 This breach also demonstrates that incident response continues to take too long, and in many cases the result is security teams trying to figure out “what just happened, how do we stop it happening again?” rather than spotting, understanding and closing down an attacker earlier in its lifecycle to minimize or stop a breach occurring."

The breach involves those who have stayed at the following Starwood hotel brands:

     • W Hotels
     • St. Regis
     • Sheraton Hotels & Resorts
     • Westin Hotels & Resorts
     • Element Hotels
     • Aloft Hotels
     • The Luxury Collection
     • Tribute Portfolio
     • Le Méridien Hotels & Resorts
     • Starwood branded timeshare properties
     • Four Points by Sheraton and Design Hotels that participate in SPG

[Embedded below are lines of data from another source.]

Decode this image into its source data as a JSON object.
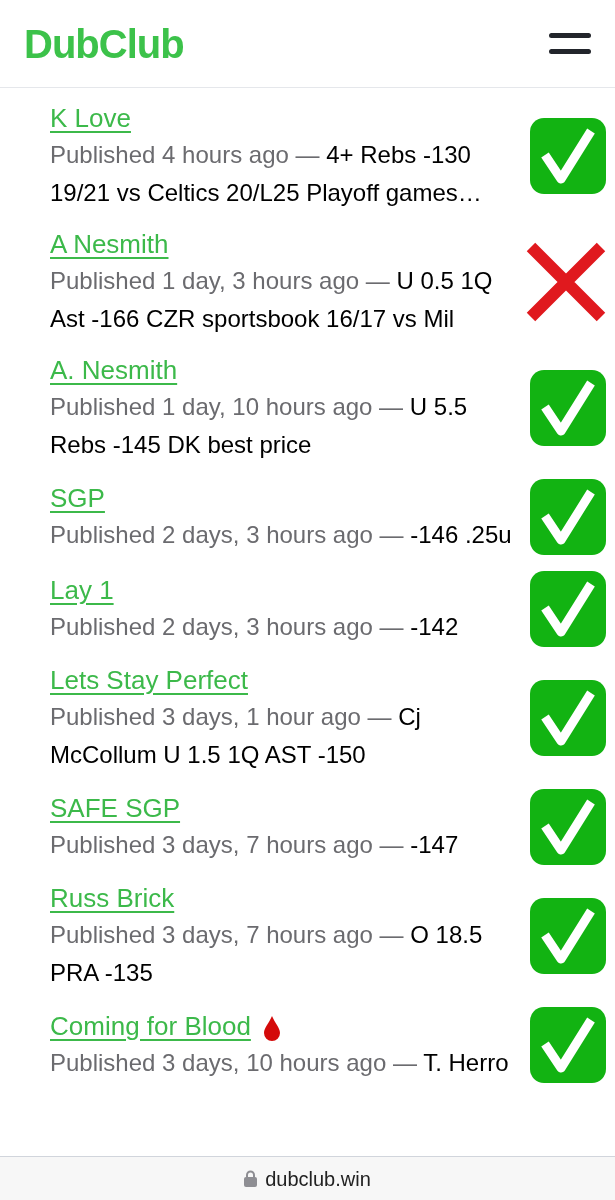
{
  "header": {
    "logo": "DubClub"
  },
  "picks": [
    {
      "title": "K Love",
      "drop": false,
      "published": "Published 4 hours ago — ",
      "description": "4+ Rebs -130 19/21 vs Celtics 20/L25 Playoff games…",
      "kind": "win"
    },
    {
      "title": "A Nesmith",
      "drop": false,
      "published": "Published 1 day, 3 hours ago — ",
      "description": "U 0.5 1Q Ast -166 CZR sportsbook 16/17 vs Mil",
      "kind": "loss"
    },
    {
      "title": "A. Nesmith",
      "drop": false,
      "published": "Published 1 day, 10 hours ago — ",
      "description": "U 5.5 Rebs -145 DK best price",
      "kind": "win"
    },
    {
      "title": "SGP",
      "drop": false,
      "published": "Published 2 days, 3 hours ago — ",
      "description": "-146 .25u",
      "kind": "win"
    },
    {
      "title": "Lay 1",
      "drop": false,
      "published": "Published 2 days, 3 hours ago — ",
      "description": "-142",
      "kind": "win"
    },
    {
      "title": "Lets Stay Perfect",
      "drop": false,
      "published": "Published 3 days, 1 hour ago — ",
      "description": "Cj McCollum U 1.5 1Q AST -150",
      "kind": "win"
    },
    {
      "title": "SAFE SGP",
      "drop": false,
      "published": "Published 3 days, 7 hours ago — ",
      "description": "-147",
      "kind": "win"
    },
    {
      "title": "Russ Brick",
      "drop": false,
      "published": "Published 3 days, 7 hours ago — ",
      "description": "O 18.5 PRA -135",
      "kind": "win"
    },
    {
      "title": "Coming for Blood",
      "drop": true,
      "published": "Published 3 days, 10 hours ago — ",
      "description": "T. Herro",
      "kind": "win"
    }
  ],
  "footer": {
    "url": "dubclub.win"
  }
}
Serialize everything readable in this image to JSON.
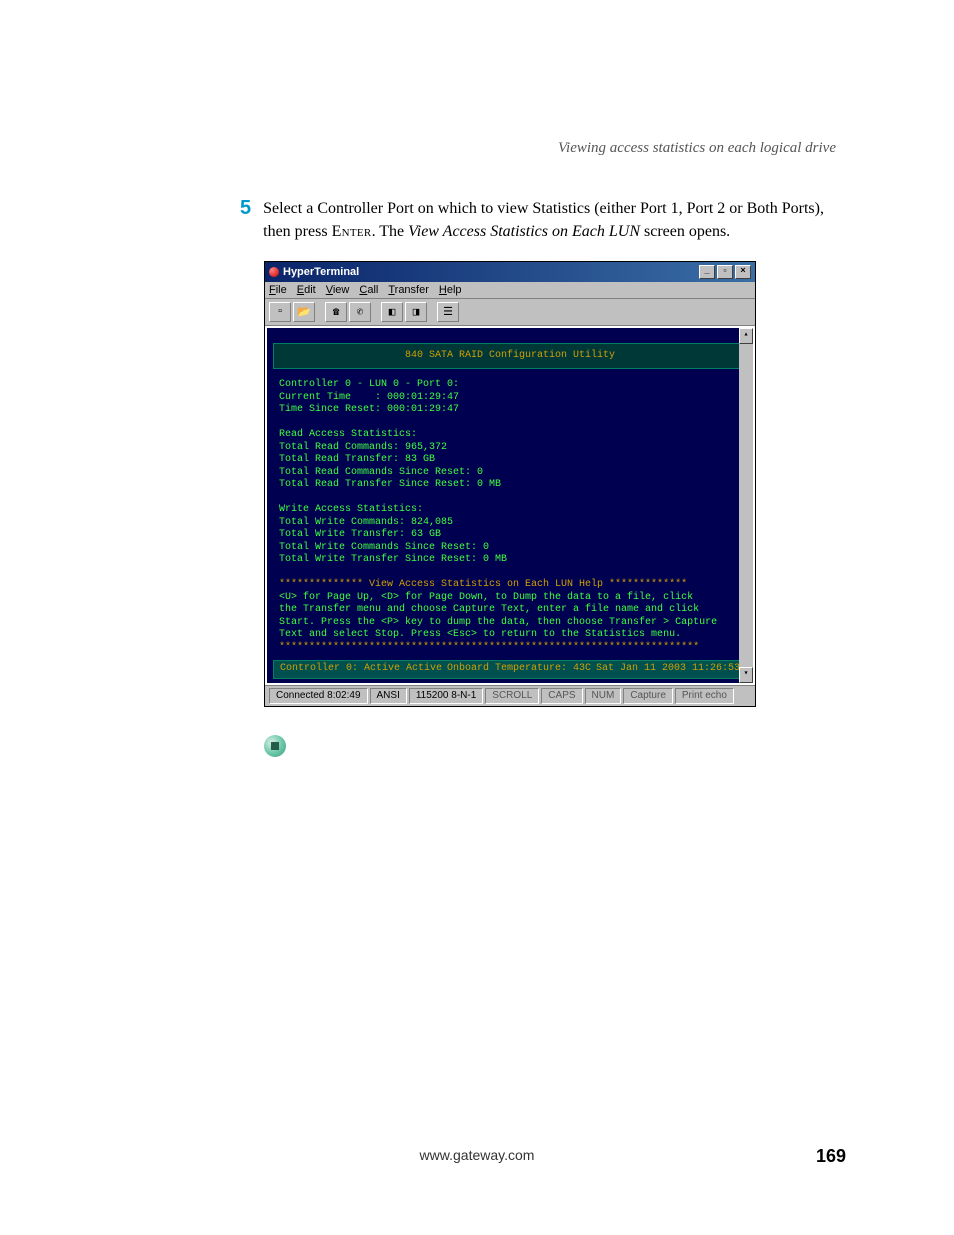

Customers who have stayed at Starwood properties are being offered free credit monitoring, and the chain has set up a dedicated data breach call center to answer questions. 


Marriott getting rid of database, adding security

Marriott, which merged with Starwood in 2016, says it "is also devoting the resources necessary to phase out Starwood systems and accelerate the ongoing security enhancements to our network."

In a case like this, questions arise: Was it an inside job by a rogue employee or an outside hacker who wants to sell your information on the Dark Web?

SecureWorld will be watching for the answer.